HTML5 Sheds New Light


Since the inception of computers, humans have found more and more tasks that technology is capable of taking on. Still, the common idea is that computers possess syntax without semantics; that they are taking in inputs and spitting out responses with no mechanisms for deeper understanding.

With the rise of HTML5 and microdata, that belief is being challenged. To increase ease of Internet use, programmers began creating microformats to remember online data entries to automatically fill them in later. These are relatively simple for the most part, and are used for basic information like address information and search engine entries. However, they are becoming more complicated with the introduction of semantic tools like natural language processing and screen scraping, both of which take and encode a more complete picture of the inputted data.

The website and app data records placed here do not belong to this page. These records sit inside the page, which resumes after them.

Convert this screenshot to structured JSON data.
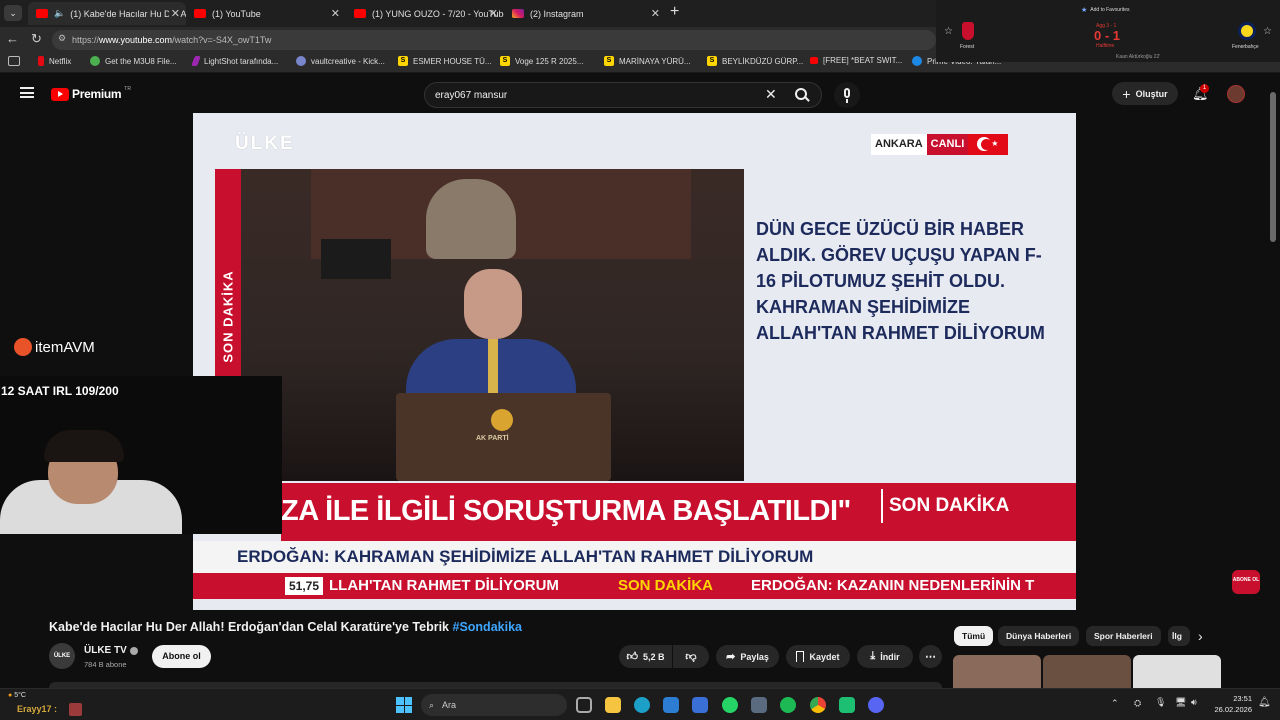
{
  "browser": {
    "tabs": [
      {
        "label": "(1) Kabe'de Hacılar Hu Der All",
        "active": true
      },
      {
        "label": "(1) YouTube"
      },
      {
        "label": "(1) YUNG OUZO - 7/20 - YouTube"
      },
      {
        "label": "(2) Instagram"
      }
    ],
    "url_prefix": "https://",
    "url_host": "www.youtube.com",
    "url_path": "/watch?v=-S4X_owT1Tw",
    "bookmarks": [
      "Netflix",
      "Get the M3U8 File...",
      "LightShot tarafında...",
      "vaultcreative - Kick...",
      "ESMER HOUSE TÜ...",
      "Voge 125 R 2025...",
      "MARİNAYA YÜRÜ...",
      "BEYLİKDÜZÜ GÜRP...",
      "[FREE] *BEAT SWIT...",
      "Prime Video: Yalan..."
    ]
  },
  "score_widget": {
    "add_fav": "Add to Favourites",
    "home": "Forest",
    "away": "Fenerbahçe",
    "score": "0 - 1",
    "status": "Halftime",
    "agg": "Agg 3 - 1",
    "scorer": "Kaan Aktürkoğlu 22'"
  },
  "youtube": {
    "brand": "Premium",
    "brand_sup": "TR",
    "search_value": "eray067 mansur",
    "create_label": "Oluştur",
    "notif_count": "1"
  },
  "video": {
    "channel_logo": "ÜLKE",
    "location": "ANKARA",
    "live": "CANLI",
    "side_text": "SON DAKİKA",
    "quote": "DÜN GECE ÜZÜCÜ BİR HABER ALDIK. GÖREV UÇUŞU YAPAN F-16 PİLOTUMUZ ŞEHİT OLDU. KAHRAMAN ŞEHİDİMİZE ALLAH'TAN RAHMET DİLİYORUM",
    "headline": "ZA İLE İLGİLİ SORUŞTURMA BAŞLATILDI\"",
    "headline_tag": "SON DAKİKA",
    "subline": "ERDOĞAN: KAHRAMAN ŞEHİDİMİZE ALLAH'TAN RAHMET DİLİYORUM",
    "ticker_value": "51,75",
    "ticker_1": "LLAH'TAN RAHMET DİLİYORUM",
    "ticker_2": "SON DAKİKA",
    "ticker_3": "ERDOĞAN: KAZANIN NEDENLERİNİN T",
    "podium_text": "AK PARTİ"
  },
  "overlay": {
    "sponsor": "itemAVM",
    "stream_label": "12 SAAT IRL 109/200",
    "abone": "ABONE OL"
  },
  "meta": {
    "title": "Kabe'de Hacılar Hu Der Allah! Erdoğan'dan Celal Karatüre'ye Tebrik",
    "hashtag": "#Sondakika",
    "channel": "ÜLKE TV",
    "subscribers": "784 B abone",
    "subscribe": "Abone ol",
    "likes": "5,2 B",
    "share": "Paylaş",
    "save": "Kaydet",
    "download": "İndir"
  },
  "chips": [
    "Tümü",
    "Dünya Haberleri",
    "Spor Haberleri",
    "İlg"
  ],
  "taskbar": {
    "weather": "5°C",
    "user_label": "Erayy17 :",
    "search": "Ara",
    "time": "23:51",
    "date": "26.02.2026"
  }
}
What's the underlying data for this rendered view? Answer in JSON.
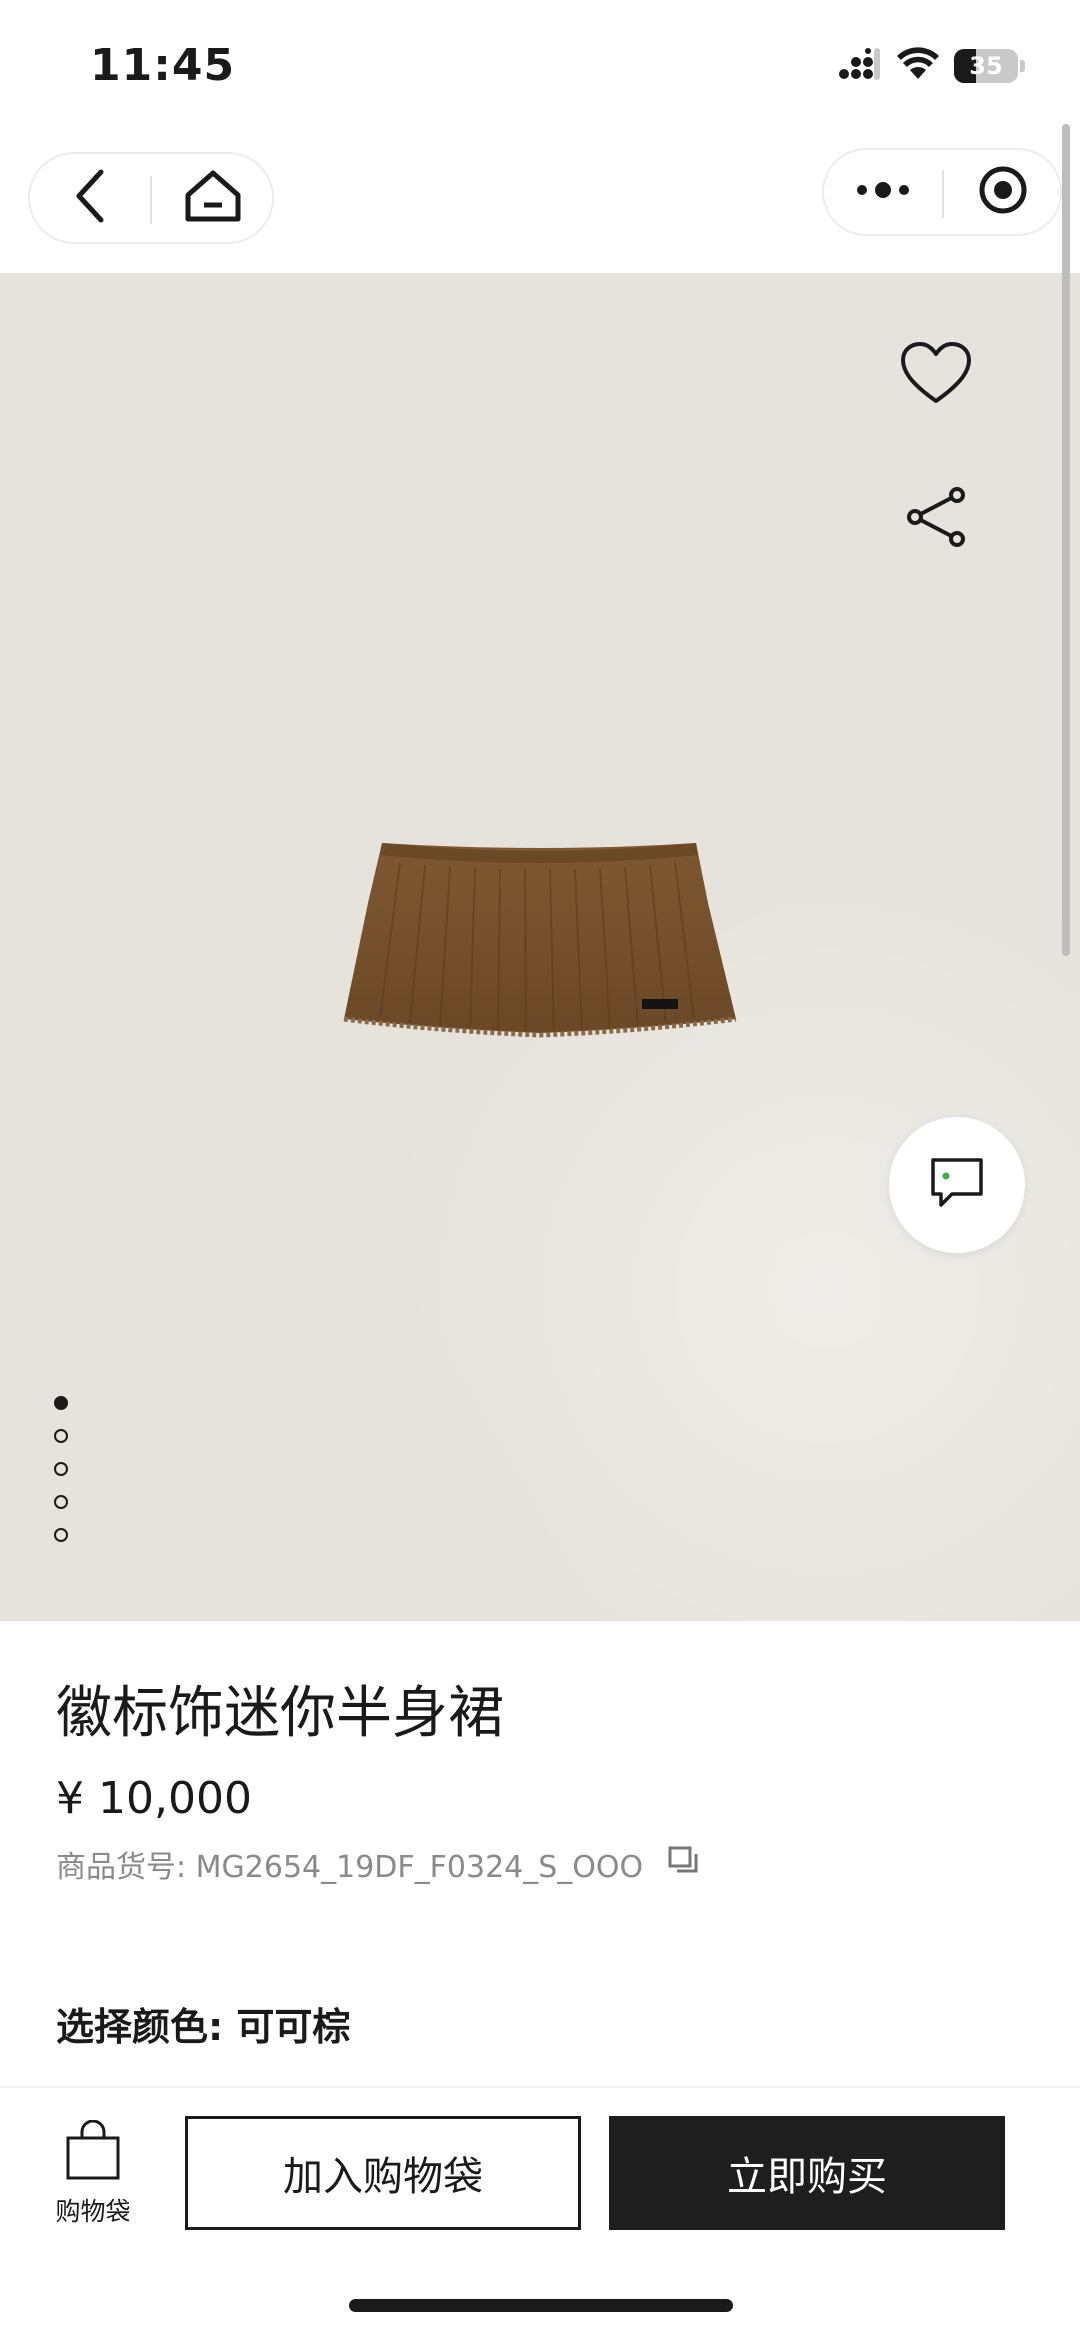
{
  "status_bar": {
    "time": "11:45",
    "battery_level": "35",
    "icons": [
      "signal-icon",
      "wifi-icon",
      "battery-icon"
    ]
  },
  "nav": {
    "left_capsule_icons": [
      "back-arrow-icon",
      "home-icon"
    ],
    "right_capsule_icons": [
      "more-dots-icon",
      "target-close-icon"
    ]
  },
  "gallery": {
    "image_icon": "product-skirt-image",
    "total_images": 5,
    "active_index": 0,
    "actions": [
      "heart-icon",
      "share-icon"
    ],
    "chat_icon": "chat-bubble-icon"
  },
  "product": {
    "title": "徽标饰迷你半身裙",
    "price": "¥ 10,000",
    "sku_label": "商品货号: MG2654_19DF_F0324_S_OOO",
    "color_label": "选择颜色: 可可棕"
  },
  "bottom_bar": {
    "bag_label": "购物袋",
    "add_to_bag": "加入购物袋",
    "buy_now": "立即购买"
  },
  "colors": {
    "hero_background": "#e6e3dc",
    "skirt_brown": "#7a5530",
    "primary_button": "#1e1e1e",
    "chat_dot": "#3cb043"
  }
}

These are the roots of the improvements that will come with HTML 5, the new Internet system that has been under development since 2004. It also includes more advanced codes for video playbacks that formerly required the use of outside programs like Adobe Flash and Microsoft Silverlight. Microsoft recently abandoned Silverlight development to put their resources toward HTML5; most search engines and other large Internet sites are also following suit. The WHAT Working Group, one of the main catalysts of HTML5 development, wrote that “some sections are already relatively stable and there are implementations that are already quite close to completion, and those features can be used today.” While the features of HTML5 are being steadily integrated into Internet tools, HTML5’s system editor Ian Hickson does not think the whole system will emerge until 2022 or after.

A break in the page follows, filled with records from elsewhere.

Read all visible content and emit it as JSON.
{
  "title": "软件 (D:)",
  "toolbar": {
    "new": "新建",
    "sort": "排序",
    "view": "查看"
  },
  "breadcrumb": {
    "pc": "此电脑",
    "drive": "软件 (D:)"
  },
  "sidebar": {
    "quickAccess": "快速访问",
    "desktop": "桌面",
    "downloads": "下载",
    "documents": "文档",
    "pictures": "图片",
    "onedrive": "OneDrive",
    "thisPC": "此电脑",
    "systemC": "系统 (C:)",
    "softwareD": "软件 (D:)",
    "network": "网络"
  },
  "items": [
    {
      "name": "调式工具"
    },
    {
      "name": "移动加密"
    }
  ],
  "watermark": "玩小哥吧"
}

Undoubtedly, HTML 5 will allow for the retrieval of data at an efficiency never before witnessed. The integration of sophisticated video code indicates that media is taking the next step in its progression, essentially an extension of television to the masses. Furthermore, whether advanced microformats are used in social networking or searching for information, their semantic abilities may give computers the capacity to learn independently. While the role of computers is currently limited to learning the preferences and habits of Internet users, it is not hard to see how they could evolve from this point. It will be interesting to see how technological progression parallels continued human development in the years to come.